Flaked Lithics, Burnt Hazelnut Shell, Debris, Tools, Hearth, Settlement, Stone Tools
Mesolithic, Mid 7th Millennium Bc, Mid 1980s Dated Mesolithic, Prehistoric

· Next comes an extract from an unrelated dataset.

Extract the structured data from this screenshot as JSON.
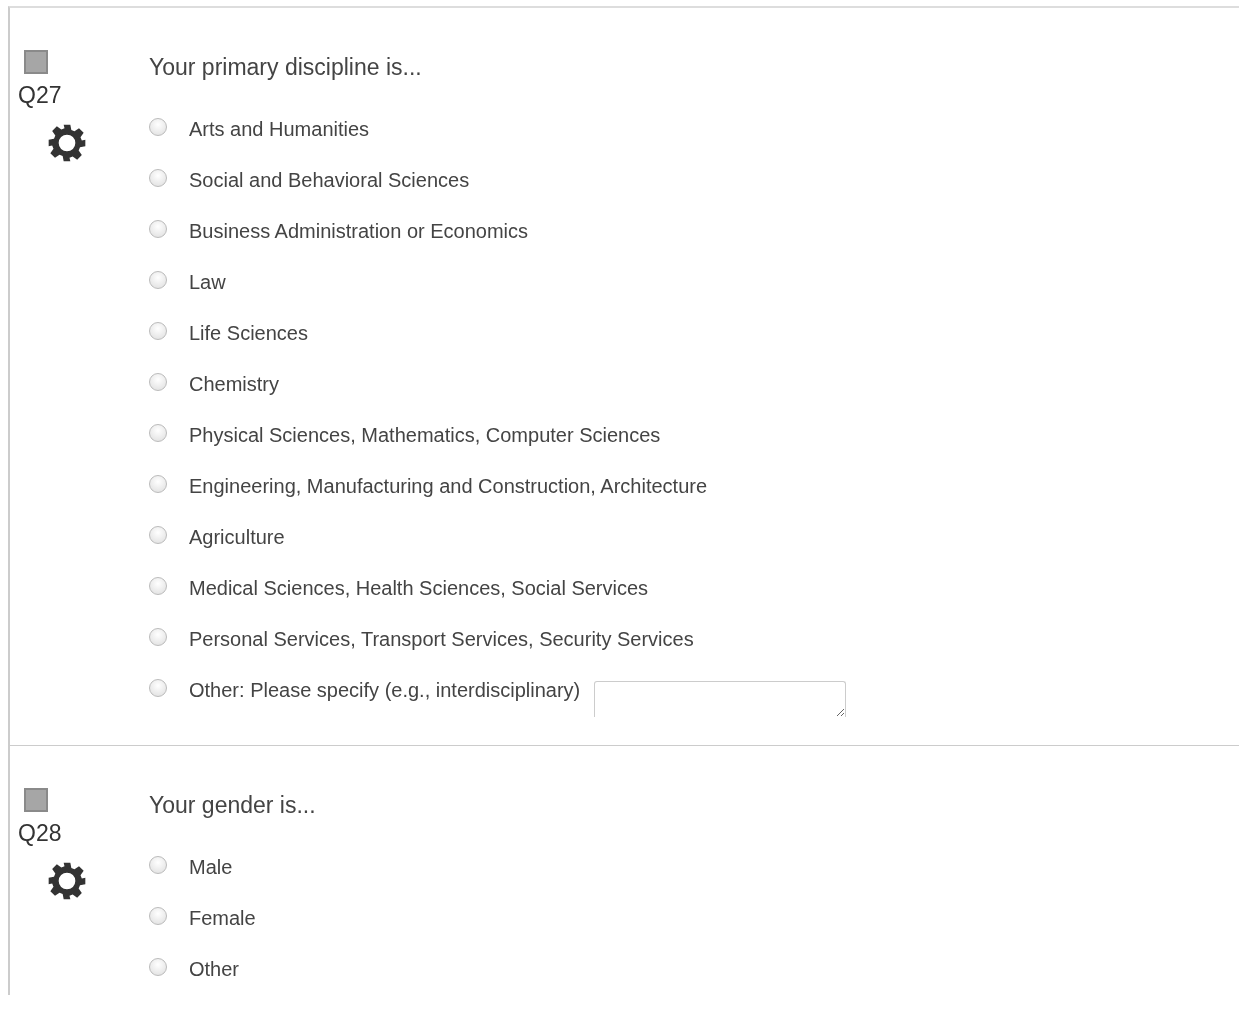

The archaeological site of Camas Daraich (on the peninsula of the Point of Sleat, in south-west Skye) was revealed in November 1999 when stone tools were discovered in the upcast from a newly bulldozed track. Excavation took place in May 2000, directed by the authors and under the auspices of Historic Scotland, the Centre for Field Archaeology and the Department of Archaeology, University of Edinburgh. The excavations were small-scale and brief, but they demonstrated the survival of stratified features (scoops and a possible hearth) as well as an assemblage of nearly 5000 flaked lithics, comprising both tools and debris. There was no organic preservation, with the exception of burnt hazelnut shell. The composition of the lithic assemblage suggested that the excavated site was Mesolithic and this was confirmed by the radiocarbon determinations, which place it securely in the mid 7th millennium BC. Surface material suggested that there was evidence for more recent prehistoric (stone-tool-using) activity in the vicinity. Although the archaeological work at Camas Daraich was limited, the site is interesting for several reasons. First, it is one of a growing number of sites in the area with early dates for human settlement (until the mid 1980s dated Mesolithic evidence was lacking in the north of Scotland). Second, the lithic raw materials in use at Camas Daraich connect it firmly to a wider network of sites and provide conclusive evidence for human mobility. Third, further Mesolithic material is likely to survive at Camas Daraich so that the future well-being of the site is an important issue. Fourth, though there was no organic preservation, used pumice was recovered and this is rare on Mesolithic sites. Fifth, the lithics include both narrow-blade tools and conventionally broader/larger pieces and the relationship between these two traditions is still poorly understood in Scottish archaeology. Camas Daraich suggests that they may not be as clearly separated as previously thought.